The paddle boards were dug out for the first time this season and as always provided a challenge when the sea state became a little more lively. 

We took the dinghy into the harbour area on our second day on anchor for lunch. The channel leading into the harbour was wall to wall small fishing boats though we are yet to be convinced there are any fish to be caught. 

Lunch was had at the Blue Marlin, a restaurant set back from the beach front that has obviously been around for a long time going by the photos adorning the walls and the size of the tree trunk in the centre of the restaurant. The seafood was certainly good though we often think our taste buds are extra satisfied when the ambience is so pleasing. How many restaurants do you go to that the waiter on your way back to the tender goes past in his car, waves enthusiastically calling out “Ciao”. 

The Blue Marlin Porto Pino

With very satisfied stomachs we made our way back to Katherine and had a late afternoon sail down the coast a short distance to Capo Malfatano. 

Each evening we have been treated to the most magnificent sunsets. We are from Darwin where we are spoilt by beautiful sunsets but here the sunsets seem to take on an increased level of colour with the intensity continuing right up until the last moment of the sun disappearing for the evening. 

On dark the squid tackle came out in the hope that if we couldn't catch a fish then perhaps some fresh calamari on the plate would suffice. In Capo Malfatano our hopes were lifted as we noticed several small fishing boats squidding nearby. Unfortunately our jiggle was obviously not what the squid were looking for and the only seafood we were going to be eating over the next few days was definitely coming from the beach side restaurants. 

An impressive sight two X-yachts on anchor together (of course we are biased)

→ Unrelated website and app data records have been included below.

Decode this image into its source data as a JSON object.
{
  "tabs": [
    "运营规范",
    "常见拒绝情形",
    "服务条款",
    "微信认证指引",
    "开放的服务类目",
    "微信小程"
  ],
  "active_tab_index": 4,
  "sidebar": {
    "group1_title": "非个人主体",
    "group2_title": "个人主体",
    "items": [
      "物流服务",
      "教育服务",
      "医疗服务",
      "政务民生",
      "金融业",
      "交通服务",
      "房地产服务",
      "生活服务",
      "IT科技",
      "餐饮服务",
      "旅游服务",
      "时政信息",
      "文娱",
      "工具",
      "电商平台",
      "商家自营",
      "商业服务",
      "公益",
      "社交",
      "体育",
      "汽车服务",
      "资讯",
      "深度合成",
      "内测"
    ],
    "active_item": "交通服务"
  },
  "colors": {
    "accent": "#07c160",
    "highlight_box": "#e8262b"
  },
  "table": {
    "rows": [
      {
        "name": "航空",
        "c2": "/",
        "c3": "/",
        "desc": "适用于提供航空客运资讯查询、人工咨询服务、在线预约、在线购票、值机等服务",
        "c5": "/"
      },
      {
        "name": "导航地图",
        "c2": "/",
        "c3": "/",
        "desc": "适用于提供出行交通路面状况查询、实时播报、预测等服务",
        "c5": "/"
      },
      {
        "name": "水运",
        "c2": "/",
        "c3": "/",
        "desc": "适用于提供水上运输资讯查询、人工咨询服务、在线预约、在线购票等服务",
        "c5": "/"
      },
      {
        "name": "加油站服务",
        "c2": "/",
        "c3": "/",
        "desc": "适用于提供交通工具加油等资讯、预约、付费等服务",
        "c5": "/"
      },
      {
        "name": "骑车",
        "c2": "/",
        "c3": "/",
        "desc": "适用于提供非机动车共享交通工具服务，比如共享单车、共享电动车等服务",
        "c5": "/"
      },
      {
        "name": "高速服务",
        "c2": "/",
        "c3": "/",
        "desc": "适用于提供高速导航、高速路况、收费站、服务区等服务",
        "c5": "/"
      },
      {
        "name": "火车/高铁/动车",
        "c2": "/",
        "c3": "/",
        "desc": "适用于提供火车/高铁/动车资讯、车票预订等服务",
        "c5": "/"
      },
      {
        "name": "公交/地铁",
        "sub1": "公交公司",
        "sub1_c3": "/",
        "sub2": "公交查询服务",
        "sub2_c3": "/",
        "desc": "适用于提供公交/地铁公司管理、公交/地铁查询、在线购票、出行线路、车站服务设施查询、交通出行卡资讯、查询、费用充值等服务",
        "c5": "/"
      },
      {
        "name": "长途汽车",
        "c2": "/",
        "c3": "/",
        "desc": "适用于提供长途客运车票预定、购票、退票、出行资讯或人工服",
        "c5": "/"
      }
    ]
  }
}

Tuesday the 23rd of July lunch again was ashore a short distance from Katherine at the Malfatano Beach Restaurant. Here we were  joined by Paul and Nicole who had just sailed in on the X55 Savvy of London. We have known Paul for many years, meeting him first in Denmark in 2014 when he was launching Savvy. Last winter both boats were together in Cartagena so it was special to have Savvy sail in and to be able to share some time on the water together. 

After an explore of the bay in the dinghy it was decided to move onto the bay of Perda Longa not more than a mile from our  anchorage but where the water with sand rather than weed looked far more inviting for swimming. So enjoyable was that bay that the following morning when we had planned to be moving to be leaving for the bay of Nada with its Roman Ruins and closer proximity to Cagliari, it was unanimously decided to stay put and so we did. 

Before leaving we were delighted to be given some aerial photos of Katherine on anchor taken by Paul with his drone. 

Dolphins came to play as we came into the bay of Cagliari 

All too soon Thursday 25th July was upon us and we needed to return to Cagliari for Paul and Kirsty to continue the last stage of their trip. We arrived back into harbour with just hours to spare for them to catch their flight. 

As we approached the harbour of Cagliari a group of dolphins came out to play with the bow of the boat. One looking as though he was actually using the bow wake to scratch his back. The clarity of the water making visibility of the dolphins amazing. A great way to finish off their trip onboard Katherine. 

So as Paul and Kirsty headed off to a wedding in Como we made preparations first for Andrews birthday celebrations and secondly to set sail for Sicily. 

Time to get moving further east, but as we depart we have a whole new appreciation for Southern Sardinia. 

(Click for more photos)

© SV Katherine 2018      Cover Photo: Katherine on Anchor Isle Tabarca Spain